On the street too, people couldn't stop talking about the chance to win the enormous sum.
"It's certainly spiked the nation's curiosity. I've seen news broadcasts showing people have queued for hours just to buy a ticket. It's crazy."
Mr Lonergan bought his ticket at an automated machine which he said was unable to display the total of the prize because it was simply too large.
"The machine I was on only went to $999 million. The machine couldn't register a prize so big.
"I hope I don't get short-changed if I win," he joked.
Kiwis in New Zealand were not officially able to buy themselves a ticket.
Across the ditch, Australians were a little luckier, with Lottoland securing a five-year licence by the Northern Territory Racing Commission to give online gambling the green light in international lotteries, the Sydney Morning Herald reported.
Australians could take a punt on the draw through a betting system, but Lottoland assured players on their website that: "Rest assured your winnings will be the same as if you had entered it for real."
However, Powerball's website said if you are not buying from a licensed retailer in the state, or from the official state lottery site open only to people in the US, "then you should not expect to be able to collect your prize".
Other foreign websites have emerged claiming to allow foreigners to purchase tickets but the legitimacy of these is questionable.
Lotto New Zealand said it could not comment on the US lottery draw or sites claiming to purchase tickets for the record jackpot, but said: "We can confirm that the only website authorised to sell tickets for our games is our official website, MyLotto.co.nz.

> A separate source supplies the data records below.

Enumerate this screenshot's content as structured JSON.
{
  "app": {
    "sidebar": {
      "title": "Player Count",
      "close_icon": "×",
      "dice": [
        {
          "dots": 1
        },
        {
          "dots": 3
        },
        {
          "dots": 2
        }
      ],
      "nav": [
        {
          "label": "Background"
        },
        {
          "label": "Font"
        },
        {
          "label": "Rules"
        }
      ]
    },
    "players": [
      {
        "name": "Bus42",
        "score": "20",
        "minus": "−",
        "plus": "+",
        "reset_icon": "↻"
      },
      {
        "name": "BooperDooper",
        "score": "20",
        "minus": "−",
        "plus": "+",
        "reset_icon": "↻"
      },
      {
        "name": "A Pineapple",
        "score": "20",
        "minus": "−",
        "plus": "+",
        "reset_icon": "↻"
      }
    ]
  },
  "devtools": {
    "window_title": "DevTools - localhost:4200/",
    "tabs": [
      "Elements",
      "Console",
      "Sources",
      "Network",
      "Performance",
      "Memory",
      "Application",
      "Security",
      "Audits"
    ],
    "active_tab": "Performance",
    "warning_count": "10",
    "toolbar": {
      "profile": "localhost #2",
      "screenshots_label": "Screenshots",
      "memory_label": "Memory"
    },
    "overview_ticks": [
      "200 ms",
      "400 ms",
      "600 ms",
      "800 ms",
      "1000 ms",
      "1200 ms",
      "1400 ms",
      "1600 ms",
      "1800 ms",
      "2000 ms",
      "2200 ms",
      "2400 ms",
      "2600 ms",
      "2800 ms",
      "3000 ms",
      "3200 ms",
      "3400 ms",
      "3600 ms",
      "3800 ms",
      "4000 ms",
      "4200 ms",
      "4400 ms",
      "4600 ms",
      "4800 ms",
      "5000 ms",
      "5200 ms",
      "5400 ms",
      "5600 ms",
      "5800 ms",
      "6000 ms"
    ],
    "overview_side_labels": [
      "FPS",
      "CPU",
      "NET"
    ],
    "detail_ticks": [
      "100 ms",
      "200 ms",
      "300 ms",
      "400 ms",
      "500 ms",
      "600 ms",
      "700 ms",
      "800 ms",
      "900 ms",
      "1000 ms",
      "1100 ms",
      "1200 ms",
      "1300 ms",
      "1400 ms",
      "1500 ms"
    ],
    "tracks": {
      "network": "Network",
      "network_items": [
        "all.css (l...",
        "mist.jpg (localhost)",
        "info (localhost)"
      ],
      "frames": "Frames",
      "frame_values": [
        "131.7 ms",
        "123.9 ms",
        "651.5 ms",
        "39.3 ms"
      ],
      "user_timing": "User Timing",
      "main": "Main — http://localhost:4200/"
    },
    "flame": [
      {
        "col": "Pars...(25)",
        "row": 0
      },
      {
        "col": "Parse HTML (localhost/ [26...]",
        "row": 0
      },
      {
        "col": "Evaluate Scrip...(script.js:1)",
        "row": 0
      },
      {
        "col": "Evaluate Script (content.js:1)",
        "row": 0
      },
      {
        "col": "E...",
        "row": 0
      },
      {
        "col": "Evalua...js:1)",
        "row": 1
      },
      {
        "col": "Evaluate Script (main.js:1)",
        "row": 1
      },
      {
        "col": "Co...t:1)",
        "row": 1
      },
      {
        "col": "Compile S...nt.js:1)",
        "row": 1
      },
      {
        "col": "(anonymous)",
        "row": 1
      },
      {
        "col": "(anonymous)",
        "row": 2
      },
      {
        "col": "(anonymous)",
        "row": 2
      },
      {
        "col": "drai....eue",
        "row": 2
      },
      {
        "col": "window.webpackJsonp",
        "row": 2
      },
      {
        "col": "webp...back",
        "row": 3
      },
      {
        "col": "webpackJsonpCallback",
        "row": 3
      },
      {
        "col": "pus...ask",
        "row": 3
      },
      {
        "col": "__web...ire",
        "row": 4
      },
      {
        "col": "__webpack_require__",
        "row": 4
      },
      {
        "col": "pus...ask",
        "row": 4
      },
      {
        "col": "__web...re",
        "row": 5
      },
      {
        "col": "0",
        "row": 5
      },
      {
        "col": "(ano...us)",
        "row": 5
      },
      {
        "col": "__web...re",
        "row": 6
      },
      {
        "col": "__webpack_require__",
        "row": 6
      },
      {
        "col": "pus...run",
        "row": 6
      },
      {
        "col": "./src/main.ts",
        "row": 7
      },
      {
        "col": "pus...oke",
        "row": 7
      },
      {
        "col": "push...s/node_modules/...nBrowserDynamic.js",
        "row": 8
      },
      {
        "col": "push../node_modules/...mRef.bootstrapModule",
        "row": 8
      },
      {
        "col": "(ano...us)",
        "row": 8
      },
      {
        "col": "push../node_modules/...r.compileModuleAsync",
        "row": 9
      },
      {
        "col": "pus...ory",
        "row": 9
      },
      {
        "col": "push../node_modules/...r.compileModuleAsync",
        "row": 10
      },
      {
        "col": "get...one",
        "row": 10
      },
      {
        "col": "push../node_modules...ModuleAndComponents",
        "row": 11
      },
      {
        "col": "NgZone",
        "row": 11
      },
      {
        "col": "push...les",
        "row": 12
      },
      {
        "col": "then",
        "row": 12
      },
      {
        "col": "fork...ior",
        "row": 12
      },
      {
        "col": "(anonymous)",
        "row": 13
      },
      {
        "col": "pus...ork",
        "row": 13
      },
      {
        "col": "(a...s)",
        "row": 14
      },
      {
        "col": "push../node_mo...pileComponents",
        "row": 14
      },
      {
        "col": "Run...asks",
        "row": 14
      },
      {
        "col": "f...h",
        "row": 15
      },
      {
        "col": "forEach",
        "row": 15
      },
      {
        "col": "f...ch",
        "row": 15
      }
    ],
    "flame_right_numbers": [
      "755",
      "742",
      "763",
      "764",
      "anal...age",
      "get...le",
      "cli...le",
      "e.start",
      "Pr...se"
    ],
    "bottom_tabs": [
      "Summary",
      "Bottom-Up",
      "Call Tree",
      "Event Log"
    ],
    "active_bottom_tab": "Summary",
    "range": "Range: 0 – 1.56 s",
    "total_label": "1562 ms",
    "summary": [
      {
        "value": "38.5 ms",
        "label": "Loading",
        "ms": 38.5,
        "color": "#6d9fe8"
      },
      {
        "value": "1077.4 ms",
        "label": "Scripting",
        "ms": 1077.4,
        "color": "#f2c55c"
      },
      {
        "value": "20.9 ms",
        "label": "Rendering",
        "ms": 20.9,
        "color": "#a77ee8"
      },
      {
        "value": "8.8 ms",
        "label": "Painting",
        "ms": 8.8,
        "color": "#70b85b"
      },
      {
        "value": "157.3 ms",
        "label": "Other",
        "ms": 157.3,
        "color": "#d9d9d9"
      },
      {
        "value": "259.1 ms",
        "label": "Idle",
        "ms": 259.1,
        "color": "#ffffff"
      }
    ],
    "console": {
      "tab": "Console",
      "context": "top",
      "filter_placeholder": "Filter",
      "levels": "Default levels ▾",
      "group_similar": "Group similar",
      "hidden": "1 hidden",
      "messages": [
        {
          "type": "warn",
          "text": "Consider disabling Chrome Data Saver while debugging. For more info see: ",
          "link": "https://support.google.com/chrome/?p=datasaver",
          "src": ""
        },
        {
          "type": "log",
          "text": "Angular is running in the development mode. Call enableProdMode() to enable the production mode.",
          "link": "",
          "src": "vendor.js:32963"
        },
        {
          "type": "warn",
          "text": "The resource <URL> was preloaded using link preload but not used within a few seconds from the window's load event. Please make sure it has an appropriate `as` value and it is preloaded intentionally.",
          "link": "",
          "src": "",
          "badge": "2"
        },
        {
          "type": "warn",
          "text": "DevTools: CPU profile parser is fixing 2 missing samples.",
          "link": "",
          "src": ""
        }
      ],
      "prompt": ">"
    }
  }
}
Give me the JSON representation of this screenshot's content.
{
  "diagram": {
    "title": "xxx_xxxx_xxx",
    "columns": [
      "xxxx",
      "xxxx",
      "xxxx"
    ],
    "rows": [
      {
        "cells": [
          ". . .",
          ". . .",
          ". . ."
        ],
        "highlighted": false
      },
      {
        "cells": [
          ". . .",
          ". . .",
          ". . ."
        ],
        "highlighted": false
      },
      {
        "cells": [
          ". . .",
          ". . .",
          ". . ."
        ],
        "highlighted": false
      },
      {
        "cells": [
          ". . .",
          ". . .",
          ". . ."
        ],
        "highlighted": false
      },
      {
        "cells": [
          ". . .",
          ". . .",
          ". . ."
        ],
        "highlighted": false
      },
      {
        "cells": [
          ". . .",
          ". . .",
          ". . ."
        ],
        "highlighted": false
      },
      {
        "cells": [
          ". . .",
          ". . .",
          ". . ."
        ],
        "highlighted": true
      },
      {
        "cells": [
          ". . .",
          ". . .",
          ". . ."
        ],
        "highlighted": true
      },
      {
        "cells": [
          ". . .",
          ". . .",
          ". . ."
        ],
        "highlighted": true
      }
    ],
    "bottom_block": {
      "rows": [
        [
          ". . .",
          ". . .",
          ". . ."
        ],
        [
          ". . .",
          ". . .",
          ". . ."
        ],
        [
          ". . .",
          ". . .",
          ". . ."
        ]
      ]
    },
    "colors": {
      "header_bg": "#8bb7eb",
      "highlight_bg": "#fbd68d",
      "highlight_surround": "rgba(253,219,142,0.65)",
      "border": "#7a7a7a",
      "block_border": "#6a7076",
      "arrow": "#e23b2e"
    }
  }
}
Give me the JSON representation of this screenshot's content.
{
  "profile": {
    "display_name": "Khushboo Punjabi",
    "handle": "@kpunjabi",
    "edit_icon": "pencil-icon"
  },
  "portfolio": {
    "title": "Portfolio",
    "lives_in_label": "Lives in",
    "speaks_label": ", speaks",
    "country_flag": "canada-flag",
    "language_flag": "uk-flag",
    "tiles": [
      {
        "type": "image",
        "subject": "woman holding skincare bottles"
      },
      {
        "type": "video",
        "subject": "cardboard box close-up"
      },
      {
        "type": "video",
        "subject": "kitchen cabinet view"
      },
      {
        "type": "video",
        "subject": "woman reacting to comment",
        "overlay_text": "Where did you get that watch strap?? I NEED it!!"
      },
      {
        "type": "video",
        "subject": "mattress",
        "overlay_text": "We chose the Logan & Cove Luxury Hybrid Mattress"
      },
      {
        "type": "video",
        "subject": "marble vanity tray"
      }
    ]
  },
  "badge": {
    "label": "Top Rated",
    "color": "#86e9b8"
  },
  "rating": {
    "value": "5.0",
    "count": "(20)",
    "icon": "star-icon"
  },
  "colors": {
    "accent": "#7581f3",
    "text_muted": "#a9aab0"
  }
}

"MyLotto enables individuals with a New Zealand bank account to purchase tickets for many of our games," a spokeswoman said. "To ensure the validity of tickets we recommend players do not purchase tickets through any website other than MyLotto."